Wilmington Residents Trying to Beat the Flu
Health Director Shelly Newhouse offers some tips to get through flu season healthy.
On January 9, Boston Mayor Thomas Menino declared a public health emergency because of the flu outbreak that was quickly overtaking the city. At that point the state of Massachusetts had already suffered 18 flu related deaths and Menino was encouraging residents who had not already received a flu shot to get one.
While the official health emergency was declared in Boston, that didn’t
mean that cities and towns throughout the state were not entering into the same dangerous situation. The 2013 flu season is well underway and, by all accounts, it’s going to be memorable one.
Not all individuals affected by the flu require medical attention and because of that, it is practically impossible to know exactly how many people are or have been suffering from it. Wilmington, like most of the state, has already been hard hit by the flu.
It is often difficult to differentiate between the dreaded winter cold and the even more dreaded flu bug. When you are home sick and feeling dreadful you truly don’t care what you have. You just want it to go away.
The key differences between a cold and the flu are simple. With a cold you almost never have a fever, you feel stuffiness in your head and you
feel a little sick. With the flu, however, you have a fever and your entire body
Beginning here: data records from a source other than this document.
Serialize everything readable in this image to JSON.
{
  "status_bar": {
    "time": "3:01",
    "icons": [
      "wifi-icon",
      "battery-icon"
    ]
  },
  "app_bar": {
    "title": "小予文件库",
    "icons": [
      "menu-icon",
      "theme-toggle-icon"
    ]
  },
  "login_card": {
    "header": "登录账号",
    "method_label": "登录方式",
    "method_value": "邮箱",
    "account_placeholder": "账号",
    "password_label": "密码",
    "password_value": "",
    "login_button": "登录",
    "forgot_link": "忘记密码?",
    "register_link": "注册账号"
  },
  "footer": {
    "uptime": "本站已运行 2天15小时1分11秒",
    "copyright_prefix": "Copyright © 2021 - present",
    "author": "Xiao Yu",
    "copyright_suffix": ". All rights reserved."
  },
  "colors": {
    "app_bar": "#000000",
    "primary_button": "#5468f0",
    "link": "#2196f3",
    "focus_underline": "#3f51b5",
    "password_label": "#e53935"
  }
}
“The Flu is caused by the Influenza virus," Shelly Newhouse, R.S., the Director of Public Health in Wilmington explained. "Flu spreads easily from person to person. When people with the flu cough or sneeze, the flu virus is in the wet spray that comes out of their nose and mouth.”
In other words the flu is highly contagious and you need to take steps to prevent it.
The first line of defense is, without a doubt getting a flu shot. As of today, Newhouse pointed out, the town of Wilmington is out of the vaccine but residents should contact local pharmacies and health care providers to get immunized.
In addition to getting a flu vaccine, Newhouse had a number of additional suggestions to help lower your chances of getting the flu.
- Keep your hands away from your eyes, nose, and mouth.
- Use a household cleaner to clean things that are touched often like door and refrigerator handles, computer keyboards/mouse, phones and kids’ toys.
- Wash your hands often with soap and warm water, or use an alcohol based hand gel.
- Keep about 3 to 6 feet between yourself and other people.
The flu hides in a lot of familiar places and, in addition to our homes, everyday places like ATM machines, shopping carts, gym equipment and even gas pumps are high on the list of offenders.
Of course, even though we have all been taught that sharing is a good thing, the flu is better kept to ourselves.
“If you are sick, stay home," said Newhouse. "You can spread the flu even if you feel better. Adults can spread the flu for about 5 days and kids can spread the flu for 7 days.”
New moms in particular need to be careful, according to Newhouse.
“If you are breastfeeding your baby and have the flu, you might want to wear a facemask so your baby doesn’t get sick,” said Newhouse.
The age old rules of covering your mouth when you sneeze and coughing into your elbow still apply and can go a long way towards keeping the flu from spreading.
Chances are good that, as you read this article you have the flu or know someone else who does. The good news is that some good preventative measures can either keep the flu away or, at the very least, slow its spread.
Oh, and did we mention that spring is right around the corner?